SOURCE MATERIAL |
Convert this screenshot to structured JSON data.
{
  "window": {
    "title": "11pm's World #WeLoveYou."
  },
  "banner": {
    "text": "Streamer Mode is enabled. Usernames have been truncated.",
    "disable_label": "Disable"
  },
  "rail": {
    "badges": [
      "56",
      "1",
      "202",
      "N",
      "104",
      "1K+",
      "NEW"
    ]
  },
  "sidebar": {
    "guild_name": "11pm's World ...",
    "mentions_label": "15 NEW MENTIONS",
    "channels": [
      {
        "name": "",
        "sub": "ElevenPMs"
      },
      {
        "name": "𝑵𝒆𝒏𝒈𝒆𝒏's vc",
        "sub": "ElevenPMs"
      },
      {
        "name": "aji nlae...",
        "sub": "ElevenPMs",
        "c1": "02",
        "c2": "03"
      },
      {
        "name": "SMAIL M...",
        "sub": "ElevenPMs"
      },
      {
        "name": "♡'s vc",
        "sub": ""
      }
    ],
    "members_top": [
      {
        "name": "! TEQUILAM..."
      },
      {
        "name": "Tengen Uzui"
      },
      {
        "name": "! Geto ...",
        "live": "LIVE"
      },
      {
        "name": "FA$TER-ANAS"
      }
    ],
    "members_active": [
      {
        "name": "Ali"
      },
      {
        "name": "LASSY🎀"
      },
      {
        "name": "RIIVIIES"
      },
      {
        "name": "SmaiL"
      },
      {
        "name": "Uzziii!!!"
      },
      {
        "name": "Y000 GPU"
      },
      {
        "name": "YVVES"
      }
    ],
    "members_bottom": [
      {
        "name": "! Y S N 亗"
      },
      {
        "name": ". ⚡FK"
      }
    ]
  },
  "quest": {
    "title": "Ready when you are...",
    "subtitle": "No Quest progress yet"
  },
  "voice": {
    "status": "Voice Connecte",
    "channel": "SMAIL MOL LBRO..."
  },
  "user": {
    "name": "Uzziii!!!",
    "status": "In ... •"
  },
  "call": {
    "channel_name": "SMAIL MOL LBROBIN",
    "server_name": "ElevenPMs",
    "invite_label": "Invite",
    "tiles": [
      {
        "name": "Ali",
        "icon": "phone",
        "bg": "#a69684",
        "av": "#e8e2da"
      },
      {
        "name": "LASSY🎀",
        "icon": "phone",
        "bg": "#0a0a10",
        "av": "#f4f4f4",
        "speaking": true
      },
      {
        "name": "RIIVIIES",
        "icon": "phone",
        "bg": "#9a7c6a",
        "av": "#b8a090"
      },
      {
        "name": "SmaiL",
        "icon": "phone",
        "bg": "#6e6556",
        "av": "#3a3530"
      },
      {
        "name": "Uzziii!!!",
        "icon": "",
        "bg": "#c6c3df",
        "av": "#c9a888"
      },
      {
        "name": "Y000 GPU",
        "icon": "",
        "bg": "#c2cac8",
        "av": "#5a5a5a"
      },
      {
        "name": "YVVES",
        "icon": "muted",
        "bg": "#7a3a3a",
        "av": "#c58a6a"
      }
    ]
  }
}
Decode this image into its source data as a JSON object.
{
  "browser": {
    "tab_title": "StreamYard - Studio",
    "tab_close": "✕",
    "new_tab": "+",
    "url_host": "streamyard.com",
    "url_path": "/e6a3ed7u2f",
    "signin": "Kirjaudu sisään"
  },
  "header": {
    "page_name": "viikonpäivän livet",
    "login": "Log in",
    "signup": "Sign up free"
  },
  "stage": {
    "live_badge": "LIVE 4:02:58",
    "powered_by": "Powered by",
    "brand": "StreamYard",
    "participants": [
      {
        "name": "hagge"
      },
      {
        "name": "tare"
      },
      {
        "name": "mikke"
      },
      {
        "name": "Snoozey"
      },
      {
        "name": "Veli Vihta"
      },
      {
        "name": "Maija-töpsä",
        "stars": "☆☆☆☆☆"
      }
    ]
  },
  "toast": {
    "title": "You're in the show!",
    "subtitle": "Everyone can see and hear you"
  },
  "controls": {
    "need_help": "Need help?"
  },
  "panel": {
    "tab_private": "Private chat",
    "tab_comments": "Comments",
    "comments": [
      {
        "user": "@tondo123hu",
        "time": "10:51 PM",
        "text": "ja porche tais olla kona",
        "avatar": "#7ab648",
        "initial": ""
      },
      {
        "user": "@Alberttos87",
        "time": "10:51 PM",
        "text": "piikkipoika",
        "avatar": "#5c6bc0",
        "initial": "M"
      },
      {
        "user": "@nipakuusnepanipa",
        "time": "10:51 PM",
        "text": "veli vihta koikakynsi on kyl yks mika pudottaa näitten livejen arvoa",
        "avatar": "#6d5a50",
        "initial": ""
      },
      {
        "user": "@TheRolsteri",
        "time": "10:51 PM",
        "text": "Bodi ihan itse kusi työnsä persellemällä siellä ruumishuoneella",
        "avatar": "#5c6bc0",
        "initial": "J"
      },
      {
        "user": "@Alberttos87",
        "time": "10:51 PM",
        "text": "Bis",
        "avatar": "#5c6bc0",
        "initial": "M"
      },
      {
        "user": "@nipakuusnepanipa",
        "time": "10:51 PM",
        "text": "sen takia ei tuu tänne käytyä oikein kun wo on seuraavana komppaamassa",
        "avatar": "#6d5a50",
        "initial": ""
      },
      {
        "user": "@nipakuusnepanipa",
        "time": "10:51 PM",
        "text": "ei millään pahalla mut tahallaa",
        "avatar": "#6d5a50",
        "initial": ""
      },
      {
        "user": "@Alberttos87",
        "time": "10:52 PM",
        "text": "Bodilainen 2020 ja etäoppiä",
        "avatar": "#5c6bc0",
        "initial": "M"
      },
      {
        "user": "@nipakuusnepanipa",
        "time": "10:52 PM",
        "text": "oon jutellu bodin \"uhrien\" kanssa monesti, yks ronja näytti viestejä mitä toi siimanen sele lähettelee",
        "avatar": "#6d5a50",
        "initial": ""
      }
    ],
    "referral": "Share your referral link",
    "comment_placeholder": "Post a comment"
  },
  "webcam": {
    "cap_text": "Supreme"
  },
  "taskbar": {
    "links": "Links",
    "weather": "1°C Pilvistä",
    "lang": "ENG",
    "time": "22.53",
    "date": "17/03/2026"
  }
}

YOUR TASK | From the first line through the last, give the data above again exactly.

EXPECTED ANSWER |
Convert this screenshot to structured JSON data.
{
  "window": {
    "title": "11pm's World #WeLoveYou."
  },
  "banner": {
    "text": "Streamer Mode is enabled. Usernames have been truncated.",
    "disable_label": "Disable"
  },
  "rail": {
    "badges": [
      "56",
      "1",
      "202",
      "N",
      "104",
      "1K+",
      "NEW"
    ]
  },
  "sidebar": {
    "guild_name": "11pm's World ...",
    "mentions_label": "15 NEW MENTIONS",
    "channels": [
      {
        "name": "",
        "sub": "ElevenPMs"
      },
      {
        "name": "𝑵𝒆𝒏𝒈𝒆𝒏's vc",
        "sub": "ElevenPMs"
      },
      {
        "name": "aji nlae...",
        "sub": "ElevenPMs",
        "c1": "02",
        "c2": "03"
      },
      {
        "name": "SMAIL M...",
        "sub": "ElevenPMs"
      },
      {
        "name": "♡'s vc",
        "sub": ""
      }
    ],
    "members_top": [
      {
        "name": "! TEQUILAM..."
      },
      {
        "name": "Tengen Uzui"
      },
      {
        "name": "! Geto ...",
        "live": "LIVE"
      },
      {
        "name": "FA$TER-ANAS"
      }
    ],
    "members_active": [
      {
        "name": "Ali"
      },
      {
        "name": "LASSY🎀"
      },
      {
        "name": "RIIVIIES"
      },
      {
        "name": "SmaiL"
      },
      {
        "name": "Uzziii!!!"
      },
      {
        "name": "Y000 GPU"
      },
      {
        "name": "YVVES"
      }
    ],
    "members_bottom": [
      {
        "name": "! Y S N 亗"
      },
      {
        "name": ". ⚡FK"
      }
    ]
  },
  "quest": {
    "title": "Ready when you are...",
    "subtitle": "No Quest progress yet"
  },
  "voice": {
    "status": "Voice Connecte",
    "channel": "SMAIL MOL LBRO..."
  },
  "user": {
    "name": "Uzziii!!!",
    "status": "In ... •"
  },
  "call": {
    "channel_name": "SMAIL MOL LBROBIN",
    "server_name": "ElevenPMs",
    "invite_label": "Invite",
    "tiles": [
      {
        "name": "Ali",
        "icon": "phone",
        "bg": "#a69684",
        "av": "#e8e2da"
      },
      {
        "name": "LASSY🎀",
        "icon": "phone",
        "bg": "#0a0a10",
        "av": "#f4f4f4",
        "speaking": true
      },
      {
        "name": "RIIVIIES",
        "icon": "phone",
        "bg": "#9a7c6a",
        "av": "#b8a090"
      },
      {
        "name": "SmaiL",
        "icon": "phone",
        "bg": "#6e6556",
        "av": "#3a3530"
      },
      {
        "name": "Uzziii!!!",
        "icon": "",
        "bg": "#c6c3df",
        "av": "#c9a888"
      },
      {
        "name": "Y000 GPU",
        "icon": "",
        "bg": "#c2cac8",
        "av": "#5a5a5a"
      },
      {
        "name": "YVVES",
        "icon": "muted",
        "bg": "#7a3a3a",
        "av": "#c58a6a"
      }
    ]
  }
}
Decode this image into its source data as a JSON object.
{
  "browser": {
    "tab_title": "StreamYard - Studio",
    "tab_close": "✕",
    "new_tab": "+",
    "url_host": "streamyard.com",
    "url_path": "/e6a3ed7u2f",
    "signin": "Kirjaudu sisään"
  },
  "header": {
    "page_name": "viikonpäivän livet",
    "login": "Log in",
    "signup": "Sign up free"
  },
  "stage": {
    "live_badge": "LIVE 4:02:58",
    "powered_by": "Powered by",
    "brand": "StreamYard",
    "participants": [
      {
        "name": "hagge"
      },
      {
        "name": "tare"
      },
      {
        "name": "mikke"
      },
      {
        "name": "Snoozey"
      },
      {
        "name": "Veli Vihta"
      },
      {
        "name": "Maija-töpsä",
        "stars": "☆☆☆☆☆"
      }
    ]
  },
  "toast": {
    "title": "You're in the show!",
    "subtitle": "Everyone can see and hear you"
  },
  "controls": {
    "need_help": "Need help?"
  },
  "panel": {
    "tab_private": "Private chat",
    "tab_comments": "Comments",
    "comments": [
      {
        "user": "@tondo123hu",
        "time": "10:51 PM",
        "text": "ja porche tais olla kona",
        "avatar": "#7ab648",
        "initial": ""
      },
      {
        "user": "@Alberttos87",
        "time": "10:51 PM",
        "text": "piikkipoika",
        "avatar": "#5c6bc0",
        "initial": "M"
      },
      {
        "user": "@nipakuusnepanipa",
        "time": "10:51 PM",
        "text": "veli vihta koikakynsi on kyl yks mika pudottaa näitten livejen arvoa",
        "avatar": "#6d5a50",
        "initial": ""
      },
      {
        "user": "@TheRolsteri",
        "time": "10:51 PM",
        "text": "Bodi ihan itse kusi työnsä persellemällä siellä ruumishuoneella",
        "avatar": "#5c6bc0",
        "initial": "J"
      },
      {
        "user": "@Alberttos87",
        "time": "10:51 PM",
        "text": "Bis",
        "avatar": "#5c6bc0",
        "initial": "M"
      },
      {
        "user": "@nipakuusnepanipa",
        "time": "10:51 PM",
        "text": "sen takia ei tuu tänne käytyä oikein kun wo on seuraavana komppaamassa",
        "avatar": "#6d5a50",
        "initial": ""
      },
      {
        "user": "@nipakuusnepanipa",
        "time": "10:51 PM",
        "text": "ei millään pahalla mut tahallaa",
        "avatar": "#6d5a50",
        "initial": ""
      },
      {
        "user": "@Alberttos87",
        "time": "10:52 PM",
        "text": "Bodilainen 2020 ja etäoppiä",
        "avatar": "#5c6bc0",
        "initial": "M"
      },
      {
        "user": "@nipakuusnepanipa",
        "time": "10:52 PM",
        "text": "oon jutellu bodin \"uhrien\" kanssa monesti, yks ronja näytti viestejä mitä toi siimanen sele lähettelee",
        "avatar": "#6d5a50",
        "initial": ""
      }
    ],
    "referral": "Share your referral link",
    "comment_placeholder": "Post a comment"
  },
  "webcam": {
    "cap_text": "Supreme"
  },
  "taskbar": {
    "links": "Links",
    "weather": "1°C Pilvistä",
    "lang": "ENG",
    "time": "22.53",
    "date": "17/03/2026"
  }
}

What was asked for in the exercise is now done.